  1. Alfa

    Alfa Productive Insomniac Staff Member Administrator

    Reputation Points:
    Jan 14, 2003
    117 y/o from The Netherlands

    Red phosphorus seized from a methamphetamine lab near Cremona is evidence that Canada isn't doing enough to keep meth ingredients out of the hands of criminals, a veteran Calgary drug investigator says.

    RCMP investigators revealed Thursday that the bust also netted police 90 kilograms of red phosphorus -- a substance with limited legal uses, such as making strike pads in matchbooks.

    Because of this, the sale of red phosphorus has been tightly controlled in the U.S., where buyers need a licence.

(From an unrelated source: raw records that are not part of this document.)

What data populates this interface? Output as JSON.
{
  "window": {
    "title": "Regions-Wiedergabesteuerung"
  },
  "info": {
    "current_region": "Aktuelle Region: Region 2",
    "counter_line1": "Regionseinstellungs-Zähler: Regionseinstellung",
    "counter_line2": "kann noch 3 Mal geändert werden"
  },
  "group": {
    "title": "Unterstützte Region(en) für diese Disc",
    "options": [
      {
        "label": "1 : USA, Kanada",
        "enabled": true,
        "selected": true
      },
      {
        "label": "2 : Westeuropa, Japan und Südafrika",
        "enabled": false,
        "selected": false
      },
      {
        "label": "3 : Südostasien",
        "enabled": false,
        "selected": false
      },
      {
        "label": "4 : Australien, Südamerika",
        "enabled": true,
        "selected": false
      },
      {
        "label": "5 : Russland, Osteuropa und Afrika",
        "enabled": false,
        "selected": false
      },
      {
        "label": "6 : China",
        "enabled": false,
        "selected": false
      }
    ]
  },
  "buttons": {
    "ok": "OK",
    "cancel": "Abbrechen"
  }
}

    In 2003, Health Canada enacted regulations designed to control the illegal diversion of several legal precursor ingredients -- but not red phosphorus.

    "It should be licensed person buying it so (sales) can be tracked," said Pat Tetley, an expert in clandestine meth labs who recently retired from the Calgary police drug unit. "What legitimate use would a person like you or I have for that much red phosphorus?"

    Considered a "super lab" by law enforcement agencies, the operation on an acreage 55 kilometres northwest of Calgary contained almost 10 kilograms of crystal meth when police raided it early Wednesday.

    While it's not the first time police have uncovered meth production in the area, Tetley said there's a concern users -- especially youths -- will become a local problem as well.

    "These drugs seem to have a way of filtering their way into our schools,"

    said Tetley, who lives in the neighbouring MD of Rocky View.

    In Calgary, police have noticed an increase in meth on the streets -- though there's no evidence of a widespread jump like the one seen in the northern half of the province.

    The Calgary Police Service recorded 70 meth-related incidents in 2004, up from 50 the previous year.

    "We're starting to hear more about it anecdotally, and through the agencies we deal with," said Det. Nina Vaughan.

    [Name Redacted], 32, and [Name Redacted], 29, of Calgary are charged in connection with the Cremona lab. Both are in custody pending a court appearance in Didsbury next Wednesday.
  2. manda

    manda Palladium Member

    Reputation Points:
    Feb 7, 2004
    I hope I don't have 8 kids one day, all with colds!!!